Yet, I find myself feeling restless and completely out of sorts. Moreover, I sense it in the kids. In fact, over these last two weeks, I have noticed explosive behavior in the form of tantrums, compounded by sleeping trouble, followed by increased whining and clinginess. At first, I ignored it; I guess I just didn’t want to see the signs. Instead, my frustration level only increased with each bedtime battle or morning meltdown a la Unit 2… a.k.a the six-year old.
I didn’t really acknowledge his feelings and I have an advanced degree in Social Work for pity sake (bad mommy, bad mommy, and bad mommy). After all, Kindergarten was a huge step for him and for someone who is not really “go with the flow,” he truly rose to the challenge successfully. Now, his carefully constructed world that took a full school year to master is coming to a crashing halt and he is free falling. Never mind that camp starts four days from now…school is ending, his beloved teacher will move on to a new class, the little community that he has come to know and love will ultimately disband as the curtain comes down on the Kindergarten finale. Well, that’s just harsh and it totally sucks. No wonder he has been beyond annoying these last two weeks to the point where I literally needed a drink last night (Mike’s Hard Lemonade, in case you’re interested) and a few hundred chocolate chip cookies.
Life is Like a Stuck Gas Pedal
So, when I think how I completely ignored all these symptoms…I had to ask why. I mean, I am not a clueless person. Though I must be when I’m trying to repress my own feelings of bittersweet melancholy, because, like my kids, I too sense big changes around the bend. Leah will go to sleepaway camp this year for the first time and then enter her final year of elementary school, and Unit 2 will be moving on to 1st grade. Now for those of you with small children, you know that once they hit 1st grade, life is like a stuck gas pedal.
It’s ironic that from the moment our children are born we are pushing them to reach milestones right away.
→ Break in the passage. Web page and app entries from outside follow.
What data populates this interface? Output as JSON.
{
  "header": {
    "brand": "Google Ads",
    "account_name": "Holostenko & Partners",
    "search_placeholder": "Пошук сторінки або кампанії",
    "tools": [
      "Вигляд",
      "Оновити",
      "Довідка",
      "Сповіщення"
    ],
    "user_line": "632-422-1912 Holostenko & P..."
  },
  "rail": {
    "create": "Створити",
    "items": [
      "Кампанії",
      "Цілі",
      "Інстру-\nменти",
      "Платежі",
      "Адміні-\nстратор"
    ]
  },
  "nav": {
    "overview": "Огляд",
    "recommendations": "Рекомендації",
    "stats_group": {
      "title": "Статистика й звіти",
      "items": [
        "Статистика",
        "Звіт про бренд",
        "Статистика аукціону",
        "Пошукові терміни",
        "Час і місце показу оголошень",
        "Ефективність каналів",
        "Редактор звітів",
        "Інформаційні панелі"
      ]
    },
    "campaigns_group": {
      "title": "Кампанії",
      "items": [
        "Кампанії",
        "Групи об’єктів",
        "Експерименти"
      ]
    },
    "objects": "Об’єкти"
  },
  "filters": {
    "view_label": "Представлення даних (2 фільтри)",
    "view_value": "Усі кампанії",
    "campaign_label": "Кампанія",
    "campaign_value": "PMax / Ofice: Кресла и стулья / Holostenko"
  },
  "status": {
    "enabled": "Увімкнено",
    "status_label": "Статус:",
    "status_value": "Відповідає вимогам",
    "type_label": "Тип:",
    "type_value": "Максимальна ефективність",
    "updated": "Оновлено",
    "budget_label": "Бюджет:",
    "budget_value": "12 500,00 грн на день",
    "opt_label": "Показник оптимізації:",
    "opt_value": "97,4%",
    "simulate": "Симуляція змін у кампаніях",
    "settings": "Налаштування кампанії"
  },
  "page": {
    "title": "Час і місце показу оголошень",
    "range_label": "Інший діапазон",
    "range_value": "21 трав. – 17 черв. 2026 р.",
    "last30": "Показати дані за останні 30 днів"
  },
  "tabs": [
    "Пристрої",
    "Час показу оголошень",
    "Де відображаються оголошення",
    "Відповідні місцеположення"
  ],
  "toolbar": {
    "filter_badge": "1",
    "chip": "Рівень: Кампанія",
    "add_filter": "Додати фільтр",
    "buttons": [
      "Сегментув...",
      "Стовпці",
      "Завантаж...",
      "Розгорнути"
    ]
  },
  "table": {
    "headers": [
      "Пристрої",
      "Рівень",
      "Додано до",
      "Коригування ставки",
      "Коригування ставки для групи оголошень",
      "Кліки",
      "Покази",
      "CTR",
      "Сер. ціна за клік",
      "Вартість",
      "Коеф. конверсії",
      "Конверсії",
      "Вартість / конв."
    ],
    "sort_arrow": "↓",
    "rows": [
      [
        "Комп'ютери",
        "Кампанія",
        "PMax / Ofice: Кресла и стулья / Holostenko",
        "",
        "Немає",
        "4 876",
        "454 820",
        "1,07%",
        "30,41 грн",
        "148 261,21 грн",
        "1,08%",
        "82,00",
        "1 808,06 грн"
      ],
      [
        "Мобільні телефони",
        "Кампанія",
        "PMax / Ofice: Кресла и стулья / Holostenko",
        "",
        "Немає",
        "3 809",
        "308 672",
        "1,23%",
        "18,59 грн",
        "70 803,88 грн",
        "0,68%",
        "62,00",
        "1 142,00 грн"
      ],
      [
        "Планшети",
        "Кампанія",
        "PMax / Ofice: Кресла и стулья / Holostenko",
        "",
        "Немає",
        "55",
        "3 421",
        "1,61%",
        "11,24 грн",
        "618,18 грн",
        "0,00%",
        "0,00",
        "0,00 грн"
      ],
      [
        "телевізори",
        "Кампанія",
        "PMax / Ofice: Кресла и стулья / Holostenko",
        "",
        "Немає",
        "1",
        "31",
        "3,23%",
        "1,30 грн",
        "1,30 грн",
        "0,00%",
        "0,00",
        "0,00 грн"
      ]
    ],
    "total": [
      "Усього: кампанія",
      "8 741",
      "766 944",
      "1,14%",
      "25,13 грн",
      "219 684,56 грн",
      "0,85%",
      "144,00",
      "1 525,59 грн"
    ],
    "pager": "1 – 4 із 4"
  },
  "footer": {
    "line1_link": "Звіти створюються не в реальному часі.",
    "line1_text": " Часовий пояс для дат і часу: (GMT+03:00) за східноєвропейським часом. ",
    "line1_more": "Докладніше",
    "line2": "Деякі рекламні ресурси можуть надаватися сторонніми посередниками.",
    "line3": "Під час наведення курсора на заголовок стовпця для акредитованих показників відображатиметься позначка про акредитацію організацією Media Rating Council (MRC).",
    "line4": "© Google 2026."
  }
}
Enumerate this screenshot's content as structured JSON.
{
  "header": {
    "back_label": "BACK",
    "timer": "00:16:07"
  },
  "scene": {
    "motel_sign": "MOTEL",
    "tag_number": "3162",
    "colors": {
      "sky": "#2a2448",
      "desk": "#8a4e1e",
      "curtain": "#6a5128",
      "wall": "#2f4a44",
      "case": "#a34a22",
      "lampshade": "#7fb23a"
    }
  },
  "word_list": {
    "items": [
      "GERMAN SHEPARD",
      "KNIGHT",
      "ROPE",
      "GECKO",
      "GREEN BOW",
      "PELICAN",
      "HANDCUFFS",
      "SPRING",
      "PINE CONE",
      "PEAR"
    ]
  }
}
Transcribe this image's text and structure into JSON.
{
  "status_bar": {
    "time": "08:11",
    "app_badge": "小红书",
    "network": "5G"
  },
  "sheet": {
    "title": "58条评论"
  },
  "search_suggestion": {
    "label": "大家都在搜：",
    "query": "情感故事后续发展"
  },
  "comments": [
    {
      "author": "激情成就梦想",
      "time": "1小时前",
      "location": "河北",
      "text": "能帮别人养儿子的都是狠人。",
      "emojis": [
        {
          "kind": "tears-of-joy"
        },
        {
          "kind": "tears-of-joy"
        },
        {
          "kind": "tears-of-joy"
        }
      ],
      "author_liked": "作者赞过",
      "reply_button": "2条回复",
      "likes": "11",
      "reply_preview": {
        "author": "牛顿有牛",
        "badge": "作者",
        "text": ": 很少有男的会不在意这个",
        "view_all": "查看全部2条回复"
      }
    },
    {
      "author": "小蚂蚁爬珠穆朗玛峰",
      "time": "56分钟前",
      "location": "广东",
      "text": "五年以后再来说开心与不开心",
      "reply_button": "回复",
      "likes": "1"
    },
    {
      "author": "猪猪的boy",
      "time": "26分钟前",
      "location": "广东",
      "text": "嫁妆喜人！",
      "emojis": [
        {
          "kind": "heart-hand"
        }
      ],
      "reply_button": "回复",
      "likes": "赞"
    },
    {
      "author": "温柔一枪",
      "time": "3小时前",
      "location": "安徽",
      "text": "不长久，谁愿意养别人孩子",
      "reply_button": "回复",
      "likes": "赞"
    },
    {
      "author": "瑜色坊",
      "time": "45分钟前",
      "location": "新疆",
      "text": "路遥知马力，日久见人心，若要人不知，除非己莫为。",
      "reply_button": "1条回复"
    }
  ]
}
We try to get them on a sleep cycle, roll over, stand up, walk and talk. I remember endless playgroup conversations highlighting each child’s movement while meticulously comparing it to others. Yet, now, I really want to slow the bus down. I want the years back so I can make improvements, be more in the moment, and appreciate the sweetness of it all (oh, and if you can give me those years back without gray hair, sleep deprivation, 10 lbs, compromised breasts, and never having to change an explosive diaper, that would be really great).
Slow the Bus Down
Is that too much to ask? I guess we all know the answer to that rhetorical question.